— Instructions for the task —
Each line of the data below either holds "orange" or does not. Report how many do, and only that.

──────── The data ────────

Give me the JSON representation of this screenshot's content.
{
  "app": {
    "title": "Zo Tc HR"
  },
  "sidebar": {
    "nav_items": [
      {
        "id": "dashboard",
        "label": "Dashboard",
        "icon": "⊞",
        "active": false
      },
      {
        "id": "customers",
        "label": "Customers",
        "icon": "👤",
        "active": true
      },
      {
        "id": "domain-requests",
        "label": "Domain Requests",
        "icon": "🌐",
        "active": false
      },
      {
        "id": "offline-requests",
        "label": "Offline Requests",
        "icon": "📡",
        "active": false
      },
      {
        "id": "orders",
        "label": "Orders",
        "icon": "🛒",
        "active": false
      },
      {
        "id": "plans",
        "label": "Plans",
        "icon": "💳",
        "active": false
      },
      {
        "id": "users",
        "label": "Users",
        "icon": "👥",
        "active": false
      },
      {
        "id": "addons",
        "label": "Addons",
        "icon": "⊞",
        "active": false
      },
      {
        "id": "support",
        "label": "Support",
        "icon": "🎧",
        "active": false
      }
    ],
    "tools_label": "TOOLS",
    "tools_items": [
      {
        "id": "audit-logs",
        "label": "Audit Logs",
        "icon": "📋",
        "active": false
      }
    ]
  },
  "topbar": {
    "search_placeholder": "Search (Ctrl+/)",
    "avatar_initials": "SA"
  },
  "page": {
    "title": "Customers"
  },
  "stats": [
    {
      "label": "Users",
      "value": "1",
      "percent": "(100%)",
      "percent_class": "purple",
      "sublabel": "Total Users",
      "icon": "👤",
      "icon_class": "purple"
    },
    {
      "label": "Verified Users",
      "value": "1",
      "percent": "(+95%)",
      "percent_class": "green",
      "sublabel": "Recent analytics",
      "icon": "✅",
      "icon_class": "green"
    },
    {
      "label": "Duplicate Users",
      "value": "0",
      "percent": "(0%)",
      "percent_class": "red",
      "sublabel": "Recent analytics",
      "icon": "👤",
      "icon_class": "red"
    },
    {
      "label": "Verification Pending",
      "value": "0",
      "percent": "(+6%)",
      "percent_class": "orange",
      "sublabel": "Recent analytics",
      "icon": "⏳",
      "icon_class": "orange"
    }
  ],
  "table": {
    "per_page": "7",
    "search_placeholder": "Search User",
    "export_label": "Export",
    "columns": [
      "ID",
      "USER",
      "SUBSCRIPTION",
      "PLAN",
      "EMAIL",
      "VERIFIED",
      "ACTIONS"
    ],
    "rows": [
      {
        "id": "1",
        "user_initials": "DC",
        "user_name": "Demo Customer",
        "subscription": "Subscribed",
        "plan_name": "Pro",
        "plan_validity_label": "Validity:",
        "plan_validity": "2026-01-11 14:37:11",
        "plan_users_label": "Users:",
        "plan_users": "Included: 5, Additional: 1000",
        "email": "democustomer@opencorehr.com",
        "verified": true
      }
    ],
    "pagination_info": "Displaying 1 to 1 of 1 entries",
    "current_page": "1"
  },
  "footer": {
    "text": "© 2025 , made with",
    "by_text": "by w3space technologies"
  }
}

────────

— Result of this exercise —
2